*EXERCISE*: Print the entries exactly as given.

Segment Start: EXERCISE MATERIALS

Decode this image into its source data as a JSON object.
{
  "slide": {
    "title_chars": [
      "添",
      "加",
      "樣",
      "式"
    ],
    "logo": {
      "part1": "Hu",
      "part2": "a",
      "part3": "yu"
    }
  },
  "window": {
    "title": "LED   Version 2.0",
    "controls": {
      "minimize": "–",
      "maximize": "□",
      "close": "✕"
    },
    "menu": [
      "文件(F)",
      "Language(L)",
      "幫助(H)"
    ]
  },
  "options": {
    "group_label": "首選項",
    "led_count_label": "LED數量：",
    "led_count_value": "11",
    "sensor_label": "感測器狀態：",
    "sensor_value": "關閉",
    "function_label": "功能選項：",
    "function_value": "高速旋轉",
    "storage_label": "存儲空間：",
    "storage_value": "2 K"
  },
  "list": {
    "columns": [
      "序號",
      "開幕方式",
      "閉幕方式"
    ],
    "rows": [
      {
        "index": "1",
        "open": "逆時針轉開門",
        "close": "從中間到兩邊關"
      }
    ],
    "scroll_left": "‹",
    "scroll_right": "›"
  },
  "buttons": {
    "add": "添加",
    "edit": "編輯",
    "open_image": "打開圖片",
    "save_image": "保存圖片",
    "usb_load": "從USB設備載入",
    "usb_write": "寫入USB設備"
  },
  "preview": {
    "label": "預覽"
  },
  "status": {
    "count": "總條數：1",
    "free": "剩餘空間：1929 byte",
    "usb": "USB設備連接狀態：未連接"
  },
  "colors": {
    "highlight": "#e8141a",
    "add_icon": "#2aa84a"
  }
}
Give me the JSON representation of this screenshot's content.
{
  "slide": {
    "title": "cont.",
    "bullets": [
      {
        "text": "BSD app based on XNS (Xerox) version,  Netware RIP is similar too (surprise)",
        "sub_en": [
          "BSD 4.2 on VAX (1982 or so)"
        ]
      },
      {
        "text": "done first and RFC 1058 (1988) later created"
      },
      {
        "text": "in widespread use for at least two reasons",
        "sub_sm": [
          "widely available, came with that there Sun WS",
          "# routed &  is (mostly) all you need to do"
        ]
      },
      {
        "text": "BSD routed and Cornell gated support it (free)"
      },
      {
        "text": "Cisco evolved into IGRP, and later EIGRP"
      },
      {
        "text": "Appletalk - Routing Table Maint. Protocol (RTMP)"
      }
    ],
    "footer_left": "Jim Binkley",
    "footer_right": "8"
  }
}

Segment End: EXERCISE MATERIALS

*YOUR SOLUTION*:
Decode this image into its source data as a JSON object.
{
  "slide": {
    "title_chars": [
      "添",
      "加",
      "樣",
      "式"
    ],
    "logo": {
      "part1": "Hu",
      "part2": "a",
      "part3": "yu"
    }
  },
  "window": {
    "title": "LED   Version 2.0",
    "controls": {
      "minimize": "–",
      "maximize": "□",
      "close": "✕"
    },
    "menu": [
      "文件(F)",
      "Language(L)",
      "幫助(H)"
    ]
  },
  "options": {
    "group_label": "首選項",
    "led_count_label": "LED數量：",
    "led_count_value": "11",
    "sensor_label": "感測器狀態：",
    "sensor_value": "關閉",
    "function_label": "功能選項：",
    "function_value": "高速旋轉",
    "storage_label": "存儲空間：",
    "storage_value": "2 K"
  },
  "list": {
    "columns": [
      "序號",
      "開幕方式",
      "閉幕方式"
    ],
    "rows": [
      {
        "index": "1",
        "open": "逆時針轉開門",
        "close": "從中間到兩邊關"
      }
    ],
    "scroll_left": "‹",
    "scroll_right": "›"
  },
  "buttons": {
    "add": "添加",
    "edit": "編輯",
    "open_image": "打開圖片",
    "save_image": "保存圖片",
    "usb_load": "從USB設備載入",
    "usb_write": "寫入USB設備"
  },
  "preview": {
    "label": "預覽"
  },
  "status": {
    "count": "總條數：1",
    "free": "剩餘空間：1929 byte",
    "usb": "USB設備連接狀態：未連接"
  },
  "colors": {
    "highlight": "#e8141a",
    "add_icon": "#2aa84a"
  }
}
Give me the JSON representation of this screenshot's content.
{
  "slide": {
    "title": "cont.",
    "bullets": [
      {
        "text": "BSD app based on XNS (Xerox) version,  Netware RIP is similar too (surprise)",
        "sub_en": [
          "BSD 4.2 on VAX (1982 or so)"
        ]
      },
      {
        "text": "done first and RFC 1058 (1988) later created"
      },
      {
        "text": "in widespread use for at least two reasons",
        "sub_sm": [
          "widely available, came with that there Sun WS",
          "# routed &  is (mostly) all you need to do"
        ]
      },
      {
        "text": "BSD routed and Cornell gated support it (free)"
      },
      {
        "text": "Cisco evolved into IGRP, and later EIGRP"
      },
      {
        "text": "Appletalk - Routing Table Maint. Protocol (RTMP)"
      }
    ],
    "footer_left": "Jim Binkley",
    "footer_right": "8"
  }
}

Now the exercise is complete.